**TASK DETAILS:** Copy every record exactly as it stands. Leave the pictures out.

**EXTRACTED INFORMATION:**

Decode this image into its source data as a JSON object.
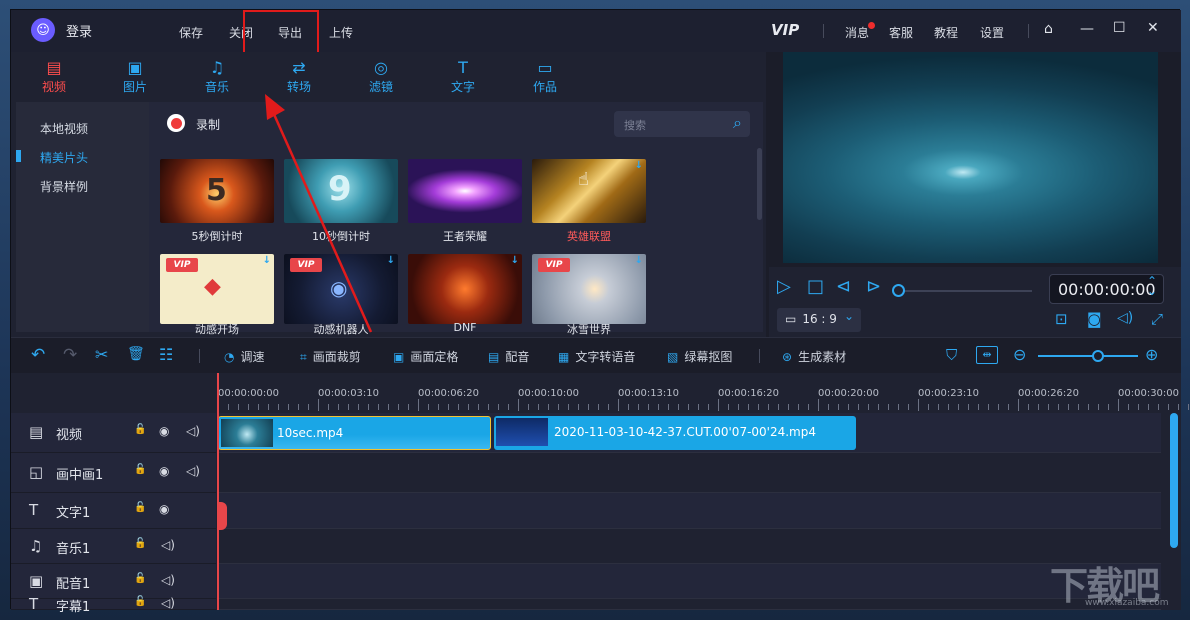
{
  "header": {
    "logo_glyph": "☺",
    "login_label": "登录",
    "menu": [
      "保存",
      "关闭",
      "导出",
      "上传"
    ],
    "highlight_item": "导出",
    "vip_label": "VIP",
    "right_links": [
      "消息",
      "客服",
      "教程",
      "设置"
    ],
    "home_icon": "⌂",
    "min_icon": "—",
    "max_icon": "☐",
    "close_icon": "✕"
  },
  "tabs": [
    {
      "label": "视频",
      "icon": "▤",
      "active": true
    },
    {
      "label": "图片",
      "icon": "▣"
    },
    {
      "label": "音乐",
      "icon": "♫"
    },
    {
      "label": "转场",
      "icon": "⇄"
    },
    {
      "label": "滤镜",
      "icon": "◎"
    },
    {
      "label": "文字",
      "icon": "T"
    },
    {
      "label": "作品",
      "icon": "▭"
    }
  ],
  "sidebar": {
    "items": [
      "本地视频",
      "精美片头",
      "背景样例"
    ],
    "active_index": 1
  },
  "content": {
    "record_label": "录制",
    "search_placeholder": "搜索",
    "search_icon": "⌕",
    "vip_badge": "VIP",
    "download_icon": "↓",
    "items": [
      {
        "label": "5秒倒计时",
        "glyph": "5",
        "vip": false,
        "download": false
      },
      {
        "label": "10秒倒计时",
        "glyph": "9",
        "vip": false,
        "download": false
      },
      {
        "label": "王者荣耀",
        "glyph": "",
        "vip": false,
        "download": false
      },
      {
        "label": "英雄联盟",
        "glyph": "",
        "vip": false,
        "download": true,
        "highlight": true
      },
      {
        "label": "动感开场",
        "glyph": "◆",
        "vip": true,
        "download": true
      },
      {
        "label": "动感机器人",
        "glyph": "◉",
        "vip": true,
        "download": true
      },
      {
        "label": "DNF",
        "glyph": "",
        "vip": false,
        "download": true
      },
      {
        "label": "冰雪世界",
        "glyph": "",
        "vip": true,
        "download": true
      }
    ]
  },
  "preview": {
    "timecode": "00:00:00:00",
    "ratio": "16 : 9",
    "play_icon": "▷",
    "stop_icon": "□",
    "prev_icon": "⊲",
    "next_icon": "⊳",
    "spin_up": "⌃",
    "spin_down": "⌄",
    "screen_icon": "▭",
    "chevron_icon": "⌄",
    "right_icons": [
      "⊡",
      "◙",
      "◁)",
      "⤢"
    ]
  },
  "toolbar": {
    "undo_icon": "↶",
    "redo_icon": "↷",
    "cut_icon": "✂",
    "delete_icon": "🗑",
    "settings_icon": "☷",
    "items": [
      {
        "label": "调速",
        "icon": "◔"
      },
      {
        "label": "画面裁剪",
        "icon": "⌗"
      },
      {
        "label": "画面定格",
        "icon": "▣"
      },
      {
        "label": "配音",
        "icon": "▤"
      },
      {
        "label": "文字转语音",
        "icon": "▦"
      },
      {
        "label": "绿幕抠图",
        "icon": "▧"
      },
      {
        "label": "生成素材",
        "icon": "⊛"
      }
    ],
    "marker_icon": "⛉",
    "fit_icon": "⇹",
    "zoom_out_icon": "⊖",
    "zoom_in_icon": "⊕",
    "zoom_level": 0.6
  },
  "timeline": {
    "ticks": [
      "00:00:00:00",
      "00:00:03:10",
      "00:00:06:20",
      "00:00:10:00",
      "00:00:13:10",
      "00:00:16:20",
      "00:00:20:00",
      "00:00:23:10",
      "00:00:26:20",
      "00:00:30:00"
    ],
    "lock_icon": "🔓",
    "eye_icon": "◉",
    "audio_icon": "◁)",
    "tracks": [
      {
        "name": "视频",
        "icon": "▤",
        "eye": true,
        "audio": true
      },
      {
        "name": "画中画1",
        "icon": "◱",
        "eye": true,
        "audio": true
      },
      {
        "name": "文字1",
        "icon": "T",
        "eye": true,
        "audio": false
      },
      {
        "name": "音乐1",
        "icon": "♫",
        "eye": false,
        "audio": true
      },
      {
        "name": "配音1",
        "icon": "▣",
        "eye": false,
        "audio": true
      },
      {
        "name": "字幕1",
        "icon": "T",
        "eye": false,
        "audio": true
      }
    ],
    "clips": [
      {
        "name": "10sec.mp4"
      },
      {
        "name": "2020-11-03-10-42-37.CUT.00'07-00'24.mp4"
      }
    ]
  },
  "watermark": {
    "text": "下载吧",
    "sub": "www.xiazaiba.com"
  }
}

**RESULT OF THIS TASK:**
Decode this image into its source data as a JSON object.
{
  "header": {
    "logo_glyph": "☺",
    "login_label": "登录",
    "menu": [
      "保存",
      "关闭",
      "导出",
      "上传"
    ],
    "highlight_item": "导出",
    "vip_label": "VIP",
    "right_links": [
      "消息",
      "客服",
      "教程",
      "设置"
    ],
    "home_icon": "⌂",
    "min_icon": "—",
    "max_icon": "☐",
    "close_icon": "✕"
  },
  "tabs": [
    {
      "label": "视频",
      "icon": "▤",
      "active": true
    },
    {
      "label": "图片",
      "icon": "▣"
    },
    {
      "label": "音乐",
      "icon": "♫"
    },
    {
      "label": "转场",
      "icon": "⇄"
    },
    {
      "label": "滤镜",
      "icon": "◎"
    },
    {
      "label": "文字",
      "icon": "T"
    },
    {
      "label": "作品",
      "icon": "▭"
    }
  ],
  "sidebar": {
    "items": [
      "本地视频",
      "精美片头",
      "背景样例"
    ],
    "active_index": 1
  },
  "content": {
    "record_label": "录制",
    "search_placeholder": "搜索",
    "search_icon": "⌕",
    "vip_badge": "VIP",
    "download_icon": "↓",
    "items": [
      {
        "label": "5秒倒计时",
        "glyph": "5",
        "vip": false,
        "download": false
      },
      {
        "label": "10秒倒计时",
        "glyph": "9",
        "vip": false,
        "download": false
      },
      {
        "label": "王者荣耀",
        "glyph": "",
        "vip": false,
        "download": false
      },
      {
        "label": "英雄联盟",
        "glyph": "",
        "vip": false,
        "download": true,
        "highlight": true
      },
      {
        "label": "动感开场",
        "glyph": "◆",
        "vip": true,
        "download": true
      },
      {
        "label": "动感机器人",
        "glyph": "◉",
        "vip": true,
        "download": true
      },
      {
        "label": "DNF",
        "glyph": "",
        "vip": false,
        "download": true
      },
      {
        "label": "冰雪世界",
        "glyph": "",
        "vip": true,
        "download": true
      }
    ]
  },
  "preview": {
    "timecode": "00:00:00:00",
    "ratio": "16 : 9",
    "play_icon": "▷",
    "stop_icon": "□",
    "prev_icon": "⊲",
    "next_icon": "⊳",
    "spin_up": "⌃",
    "spin_down": "⌄",
    "screen_icon": "▭",
    "chevron_icon": "⌄",
    "right_icons": [
      "⊡",
      "◙",
      "◁)",
      "⤢"
    ]
  },
  "toolbar": {
    "undo_icon": "↶",
    "redo_icon": "↷",
    "cut_icon": "✂",
    "delete_icon": "🗑",
    "settings_icon": "☷",
    "items": [
      {
        "label": "调速",
        "icon": "◔"
      },
      {
        "label": "画面裁剪",
        "icon": "⌗"
      },
      {
        "label": "画面定格",
        "icon": "▣"
      },
      {
        "label": "配音",
        "icon": "▤"
      },
      {
        "label": "文字转语音",
        "icon": "▦"
      },
      {
        "label": "绿幕抠图",
        "icon": "▧"
      },
      {
        "label": "生成素材",
        "icon": "⊛"
      }
    ],
    "marker_icon": "⛉",
    "fit_icon": "⇹",
    "zoom_out_icon": "⊖",
    "zoom_in_icon": "⊕",
    "zoom_level": 0.6
  },
  "timeline": {
    "ticks": [
      "00:00:00:00",
      "00:00:03:10",
      "00:00:06:20",
      "00:00:10:00",
      "00:00:13:10",
      "00:00:16:20",
      "00:00:20:00",
      "00:00:23:10",
      "00:00:26:20",
      "00:00:30:00"
    ],
    "lock_icon": "🔓",
    "eye_icon": "◉",
    "audio_icon": "◁)",
    "tracks": [
      {
        "name": "视频",
        "icon": "▤",
        "eye": true,
        "audio": true
      },
      {
        "name": "画中画1",
        "icon": "◱",
        "eye": true,
        "audio": true
      },
      {
        "name": "文字1",
        "icon": "T",
        "eye": true,
        "audio": false
      },
      {
        "name": "音乐1",
        "icon": "♫",
        "eye": false,
        "audio": true
      },
      {
        "name": "配音1",
        "icon": "▣",
        "eye": false,
        "audio": true
      },
      {
        "name": "字幕1",
        "icon": "T",
        "eye": false,
        "audio": true
      }
    ],
    "clips": [
      {
        "name": "10sec.mp4"
      },
      {
        "name": "2020-11-03-10-42-37.CUT.00'07-00'24.mp4"
      }
    ]
  },
  "watermark": {
    "text": "下载吧",
    "sub": "www.xiazaiba.com"
  }
}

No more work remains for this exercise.